In its desire to attack illegal and criminal activity, the only thing that results from subjective policy application to grant financial instruments is the development of new illegal structures and new ways to cheat. Denying opening credit and access to financing to people like us, small miners who depend on this activity, does not solve the problems created by those who use mining to illegally get rich. It’s funny; if you want a loan, it seems to require approaching an entity and avoiding saying that you work in mining. It seems that this unique, criterion is a reflection of a media stigmatization where it seems that the only activity that presents a high risk for the execution of illegal acts is small-scale gold mining. And those who have to do with this process and those who are blind before the panorama are wrong. The reality is that, while denying access to financing to small miners, terrorist financing, money laundering, etc. will continue. You do not have to know about the subject to realize, just by turning on the television at noon you will see a thousand and one ways that bandits find to work under the shadow of illegality.
Why do I believe that subjective criteria for credit denial applies?
The people in charge of reviewing this activity in detail should apply a procedure known as SARLAFT. This is a necessary research process in order to be able to grant financial instruments to workers in risky activities. The application of the process would not be a problem if it were really carried out consciously.
We have delivered all of the requested documents, we have answered the questions, we have attended appointments personally to answer questions. Nothing is enough. We have a mining title, an environmental license, we pay social contributions, we pay taxes, we declare income, we sell only by invoice and, additionally, in our case, we are certified under the Fairmined Standard. For this, an exhaustive external audit is carried out where we must corroborate all statements and more. Is not sufficient. The answer is the same: “The company’s policies cannot grant credit.”
Part of the problem is that those who are responsible to review the submitted documentation within the banking organizations, are not familiar with mining and do not have the knowledge necessary to review the submitted documents.
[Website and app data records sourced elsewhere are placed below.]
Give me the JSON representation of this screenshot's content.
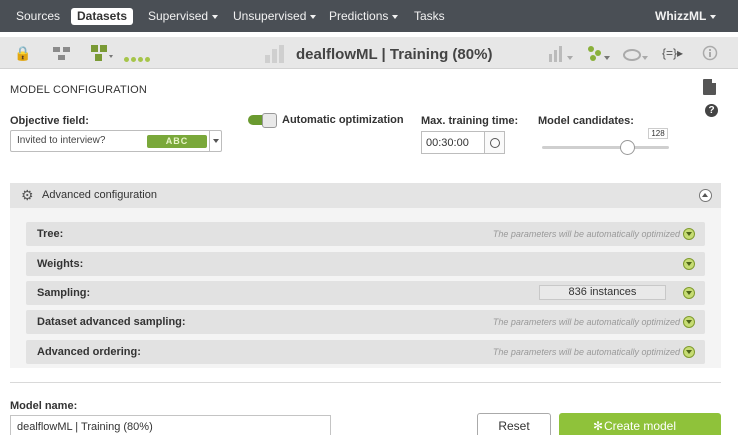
{
  "nav": {
    "items": [
      {
        "label": "Sources",
        "active": false,
        "caret": false
      },
      {
        "label": "Datasets",
        "active": true,
        "caret": false
      },
      {
        "label": "Supervised",
        "active": false,
        "caret": true
      },
      {
        "label": "Unsupervised",
        "active": false,
        "caret": true
      },
      {
        "label": "Predictions",
        "active": false,
        "caret": true
      },
      {
        "label": "Tasks",
        "active": false,
        "caret": false
      }
    ],
    "user": "WhizzML"
  },
  "toolbar": {
    "title": "dealflowML | Training (80%)",
    "icons": [
      "lock-icon",
      "network-icon",
      "tree-model-icon",
      "status-dots-icon",
      "bar-chart-icon",
      "chart-menu-icon",
      "model-menu-icon",
      "cloud-icon",
      "formula-icon",
      "info-icon"
    ]
  },
  "config": {
    "title": "MODEL CONFIGURATION",
    "objective_label": "Objective field:",
    "objective_value": "Invited to interview?",
    "objective_type": "ABC",
    "auto_opt_label": "Automatic optimization",
    "auto_opt_on": true,
    "max_time_label": "Max. training time:",
    "max_time_value": "00:30:00",
    "candidates_label": "Model candidates:",
    "candidates_value": "128",
    "candidates_fraction": 0.67
  },
  "advanced": {
    "title": "Advanced configuration",
    "rows": [
      {
        "label": "Tree:",
        "note": "The parameters will be automatically optimized"
      },
      {
        "label": "Weights:",
        "note": ""
      },
      {
        "label": "Sampling:",
        "note": "",
        "instances": "836 instances"
      },
      {
        "label": "Dataset advanced sampling:",
        "note": "The parameters will be automatically optimized"
      },
      {
        "label": "Advanced ordering:",
        "note": "The parameters will be automatically optimized"
      }
    ]
  },
  "footer": {
    "model_name_label": "Model name:",
    "model_name_value": "dealflowML | Training (80%)",
    "reset_label": "Reset",
    "create_label": "Create model"
  },
  "colors": {
    "nav_bg": "#4a4f55",
    "accent_green": "#8fc23a"
  }
}
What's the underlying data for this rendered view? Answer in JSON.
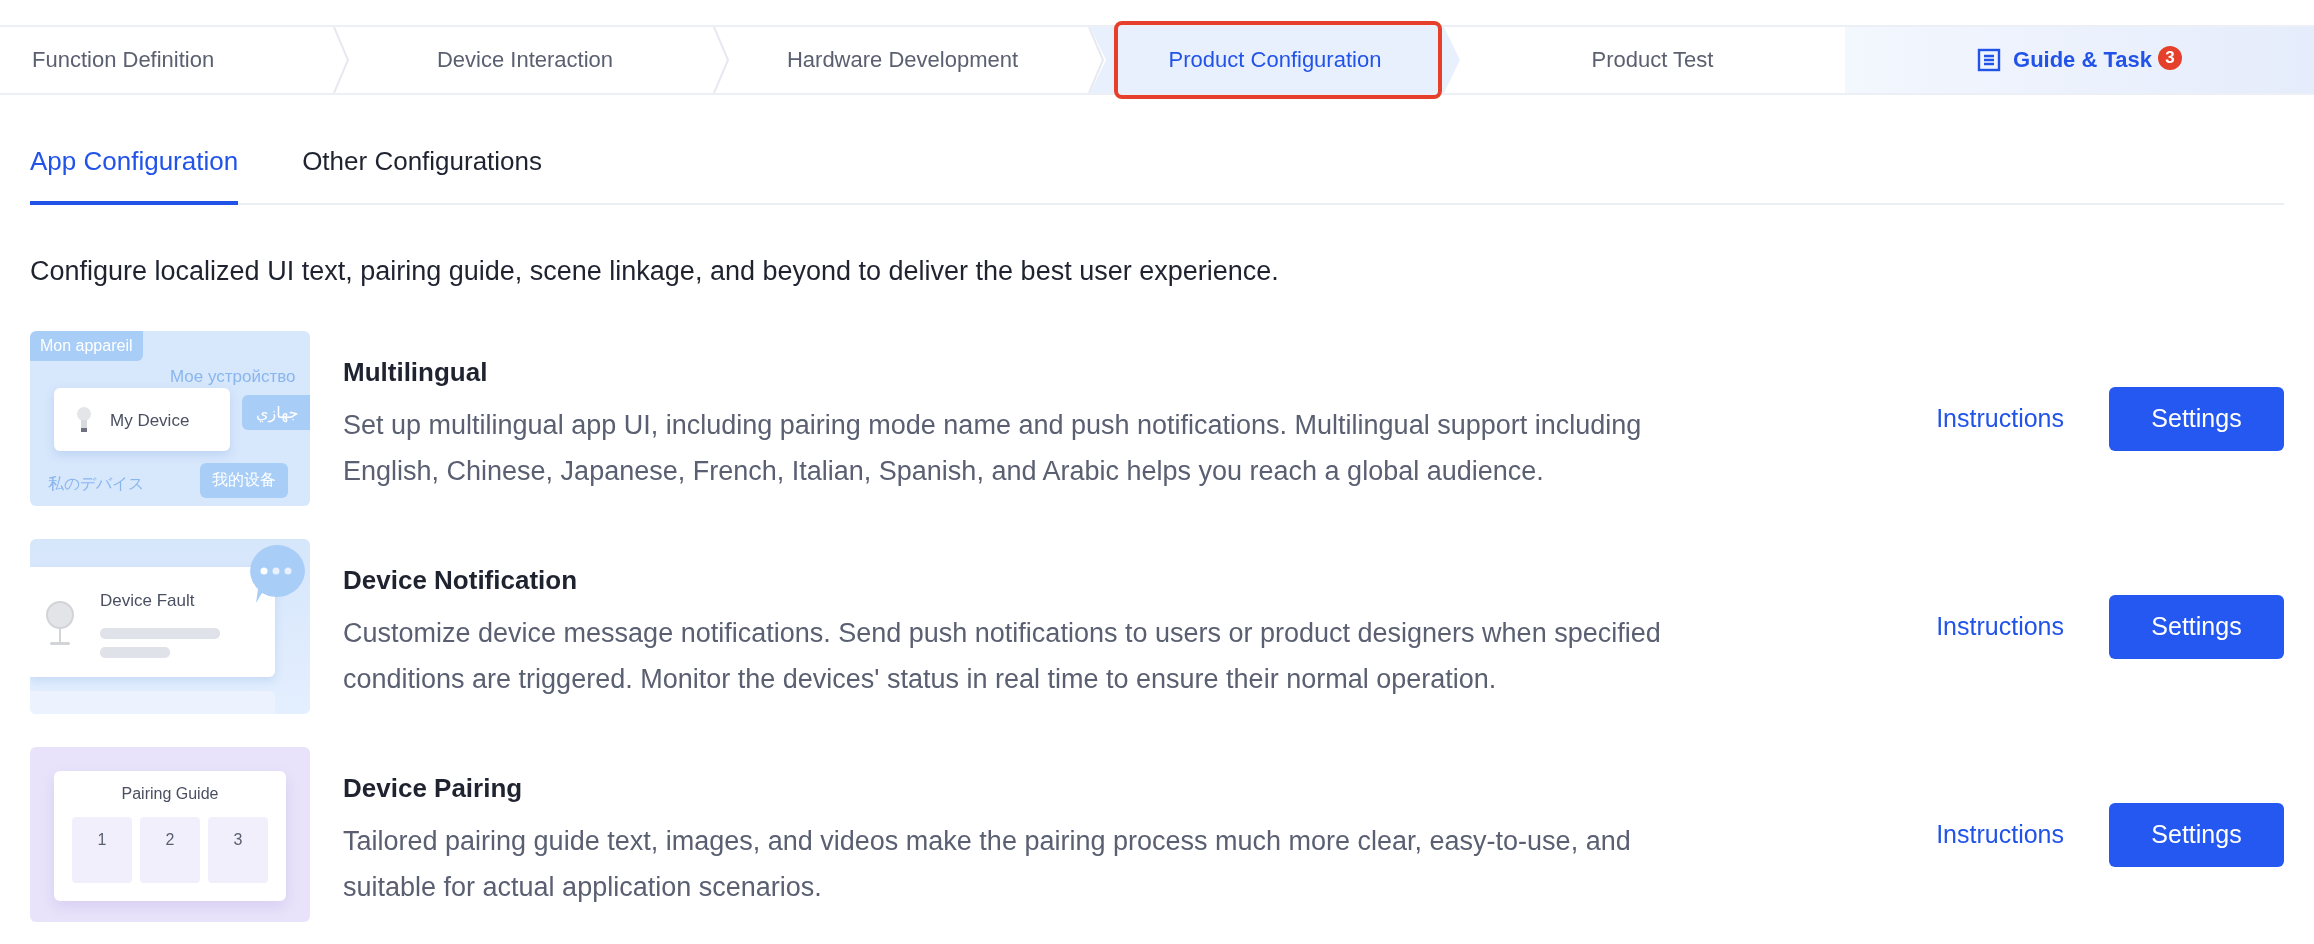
{
  "steps": [
    {
      "label": "Function Definition",
      "selected": false,
      "highlighted": false
    },
    {
      "label": "Device Interaction",
      "selected": false,
      "highlighted": false
    },
    {
      "label": "Hardware Development",
      "selected": false,
      "highlighted": false
    },
    {
      "label": "Product Configuration",
      "selected": true,
      "highlighted": true
    },
    {
      "label": "Product Test",
      "selected": false,
      "highlighted": false
    }
  ],
  "guide": {
    "label": "Guide & Task",
    "badge": "3"
  },
  "tabs": [
    {
      "label": "App Configuration",
      "selected": true
    },
    {
      "label": "Other Configurations",
      "selected": false
    }
  ],
  "intro": "Configure localized UI text, pairing guide, scene linkage, and beyond to deliver the best user experience.",
  "features": [
    {
      "kind": "multilingual",
      "title": "Multilingual",
      "description": "Set up multilingual app UI, including pairing mode name and push notifications. Multilingual support including English, Chinese, Japanese, French, Italian, Spanish, and Arabic helps you reach a global audience.",
      "link": "Instructions",
      "button": "Settings",
      "illustration": {
        "french": "Mon appareil",
        "russian": "Мое устройство",
        "device": "My Device",
        "arabic": "جهازي",
        "japanese": "私のデバイス",
        "chinese": "我的设备"
      }
    },
    {
      "kind": "notification",
      "title": "Device Notification",
      "description": "Customize device message notifications. Send push notifications to users or product designers when specified conditions are triggered. Monitor the devices' status in real time to ensure their normal operation.",
      "link": "Instructions",
      "button": "Settings",
      "illustration": {
        "title": "Device Fault"
      }
    },
    {
      "kind": "pairing",
      "title": "Device Pairing",
      "description": "Tailored pairing guide text, images, and videos make the pairing process much more clear, easy-to-use, and suitable for actual application scenarios.",
      "link": "Instructions",
      "button": "Settings",
      "illustration": {
        "title": "Pairing Guide",
        "steps": [
          "1",
          "2",
          "3"
        ]
      }
    }
  ]
}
The lack of knowledge is proven by the type of questions they ask. How can you answer “no” in a week, after having received the Environmental License, the PTO, and other documents. How could they read and understand what was delivered in just a week? We have delivered presentations to facilitate the information but still get the same answer.
A person who commits a crime thinks about ways to avoid justice on a daily basis, the tireless worker works honestly and at the end of the day, has the conviction of having done it correctly. Another day means another opportunity to continue leaving the reputation of small mining behind, starting at 7:00 am with gas measurements.
Sebastián Vizcaino Díaz is a Mining and Metallurgy Engineer and Finance Specialist. He is currently the Operations Director of the Mina Chede in the El Tambo municipality, department of Cauca, Colombia.